GOAL OF THE EXERCISE » Every line with the string "server" in it belongs in your answer, so copy them all from the data.

-------- TASK MATERIAL --------

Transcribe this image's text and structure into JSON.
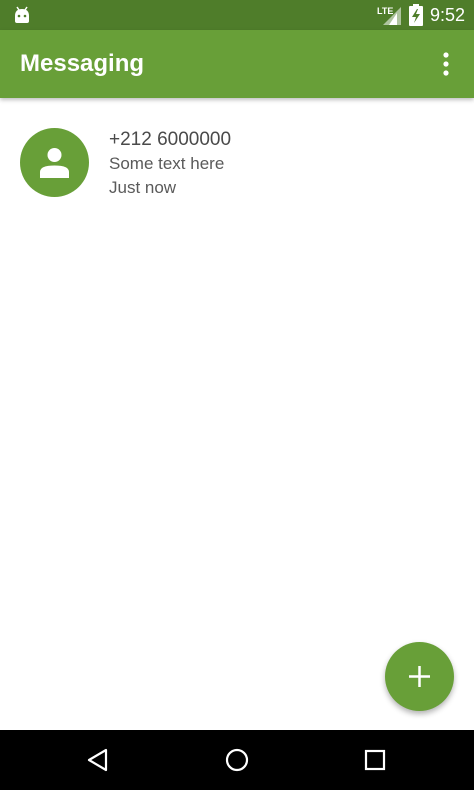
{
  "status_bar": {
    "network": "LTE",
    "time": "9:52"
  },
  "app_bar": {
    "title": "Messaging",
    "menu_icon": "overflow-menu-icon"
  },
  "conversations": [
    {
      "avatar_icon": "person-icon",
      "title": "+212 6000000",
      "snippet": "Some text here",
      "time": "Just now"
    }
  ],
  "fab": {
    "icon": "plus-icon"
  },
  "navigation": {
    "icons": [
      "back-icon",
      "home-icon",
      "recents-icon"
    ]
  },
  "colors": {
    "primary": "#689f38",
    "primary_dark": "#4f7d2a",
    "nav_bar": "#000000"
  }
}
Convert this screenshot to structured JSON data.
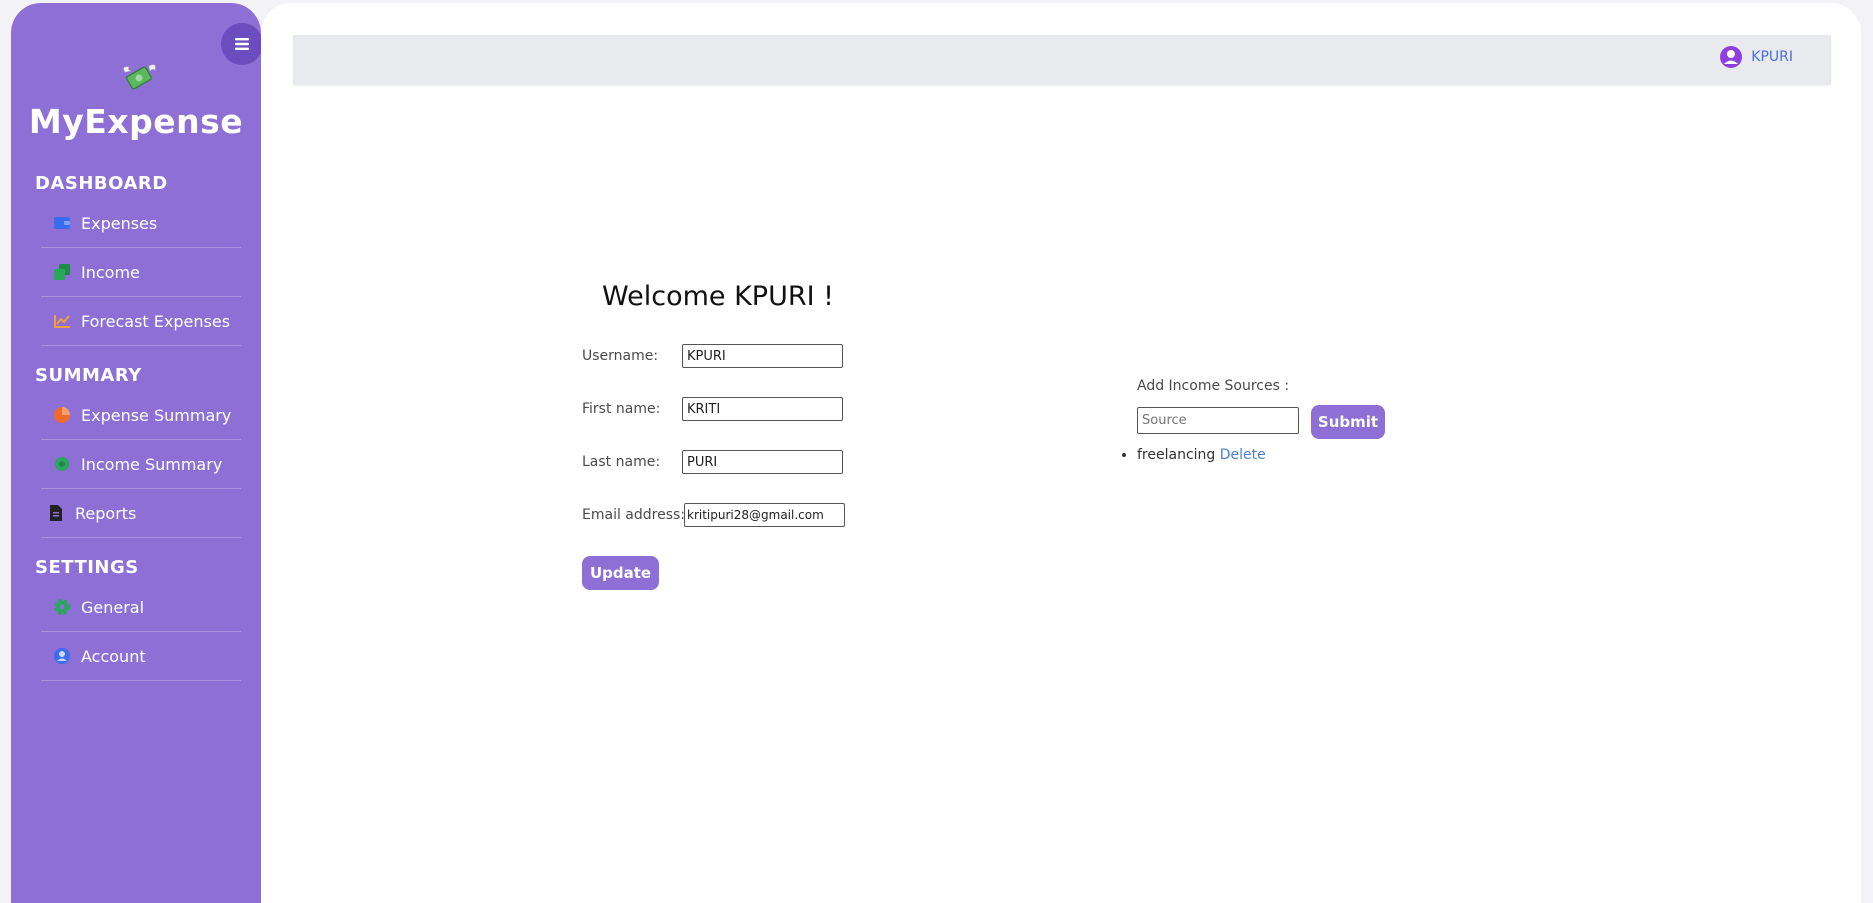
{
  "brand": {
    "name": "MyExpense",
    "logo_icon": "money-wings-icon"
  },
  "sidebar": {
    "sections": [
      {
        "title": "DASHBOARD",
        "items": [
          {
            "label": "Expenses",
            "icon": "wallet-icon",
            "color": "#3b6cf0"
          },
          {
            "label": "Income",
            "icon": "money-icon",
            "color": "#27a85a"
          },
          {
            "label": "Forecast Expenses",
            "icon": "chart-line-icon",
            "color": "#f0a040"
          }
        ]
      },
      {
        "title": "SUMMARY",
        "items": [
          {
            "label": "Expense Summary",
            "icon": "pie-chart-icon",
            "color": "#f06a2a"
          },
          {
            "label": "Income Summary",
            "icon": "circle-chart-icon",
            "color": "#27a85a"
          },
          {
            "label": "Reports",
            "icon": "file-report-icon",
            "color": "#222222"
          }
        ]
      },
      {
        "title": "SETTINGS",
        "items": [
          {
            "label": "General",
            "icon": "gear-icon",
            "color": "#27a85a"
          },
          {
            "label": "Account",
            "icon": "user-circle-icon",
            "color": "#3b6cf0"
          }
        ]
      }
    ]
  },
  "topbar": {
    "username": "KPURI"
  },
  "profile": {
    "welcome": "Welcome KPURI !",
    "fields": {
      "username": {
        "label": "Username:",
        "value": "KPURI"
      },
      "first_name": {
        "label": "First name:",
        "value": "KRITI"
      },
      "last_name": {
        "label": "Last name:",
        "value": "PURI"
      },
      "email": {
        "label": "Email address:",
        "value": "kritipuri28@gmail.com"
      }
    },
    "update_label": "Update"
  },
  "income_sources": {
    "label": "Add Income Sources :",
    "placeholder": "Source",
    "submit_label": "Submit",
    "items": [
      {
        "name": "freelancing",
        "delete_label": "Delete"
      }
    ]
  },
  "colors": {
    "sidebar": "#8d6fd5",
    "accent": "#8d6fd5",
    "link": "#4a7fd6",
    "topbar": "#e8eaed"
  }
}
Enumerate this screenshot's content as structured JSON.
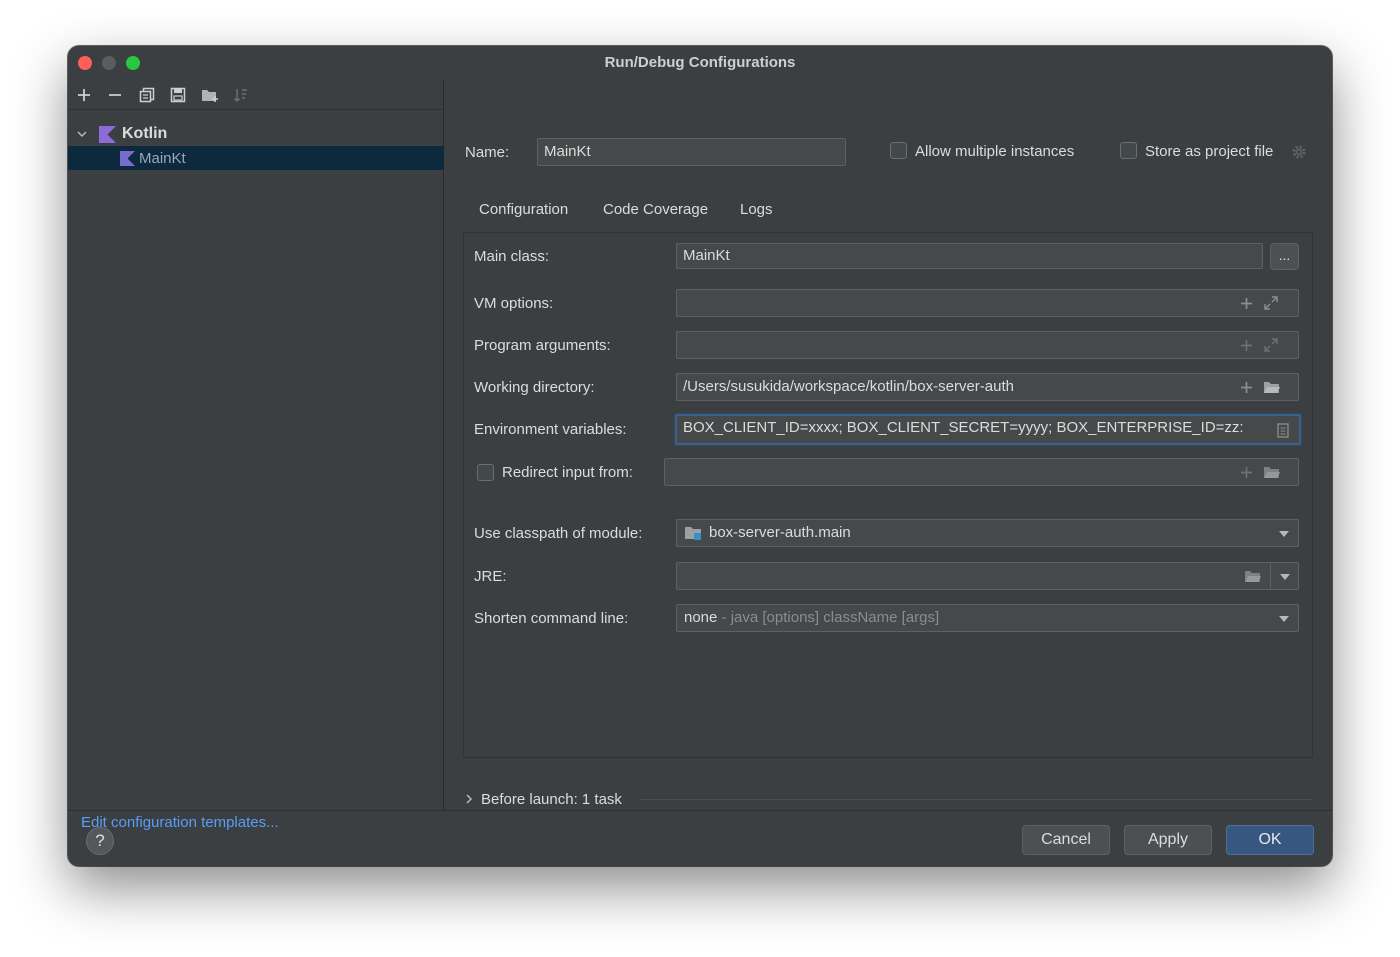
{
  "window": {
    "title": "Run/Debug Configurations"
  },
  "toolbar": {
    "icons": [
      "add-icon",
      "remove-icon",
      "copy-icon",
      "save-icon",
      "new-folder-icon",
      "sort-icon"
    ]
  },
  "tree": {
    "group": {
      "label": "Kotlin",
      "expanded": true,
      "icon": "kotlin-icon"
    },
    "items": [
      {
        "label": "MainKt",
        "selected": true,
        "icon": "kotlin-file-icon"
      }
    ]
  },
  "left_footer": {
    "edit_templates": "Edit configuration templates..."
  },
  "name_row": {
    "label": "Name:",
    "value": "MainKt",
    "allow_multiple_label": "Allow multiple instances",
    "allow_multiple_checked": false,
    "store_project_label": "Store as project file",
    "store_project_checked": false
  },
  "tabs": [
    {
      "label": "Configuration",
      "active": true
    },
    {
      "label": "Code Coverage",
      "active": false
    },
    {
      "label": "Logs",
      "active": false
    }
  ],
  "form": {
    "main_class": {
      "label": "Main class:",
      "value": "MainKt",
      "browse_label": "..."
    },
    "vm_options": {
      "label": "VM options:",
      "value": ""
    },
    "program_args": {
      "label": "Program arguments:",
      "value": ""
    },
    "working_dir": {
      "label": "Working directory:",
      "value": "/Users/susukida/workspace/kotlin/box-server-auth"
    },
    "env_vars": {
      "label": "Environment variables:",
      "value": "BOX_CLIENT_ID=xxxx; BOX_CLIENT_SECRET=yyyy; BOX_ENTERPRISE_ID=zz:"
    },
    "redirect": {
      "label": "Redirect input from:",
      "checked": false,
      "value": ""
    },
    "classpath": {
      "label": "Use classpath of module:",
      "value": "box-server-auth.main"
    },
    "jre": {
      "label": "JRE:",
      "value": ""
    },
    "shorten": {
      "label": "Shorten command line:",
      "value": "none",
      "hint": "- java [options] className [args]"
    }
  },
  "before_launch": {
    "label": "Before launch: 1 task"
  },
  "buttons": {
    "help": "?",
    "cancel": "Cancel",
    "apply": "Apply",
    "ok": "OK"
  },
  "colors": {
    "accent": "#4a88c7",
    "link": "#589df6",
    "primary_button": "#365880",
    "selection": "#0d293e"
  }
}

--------

YOUR SOLUTION »
      "value": "/Users/susukida/workspace/kotlin/box-server-auth"
      "value": "box-server-auth.main"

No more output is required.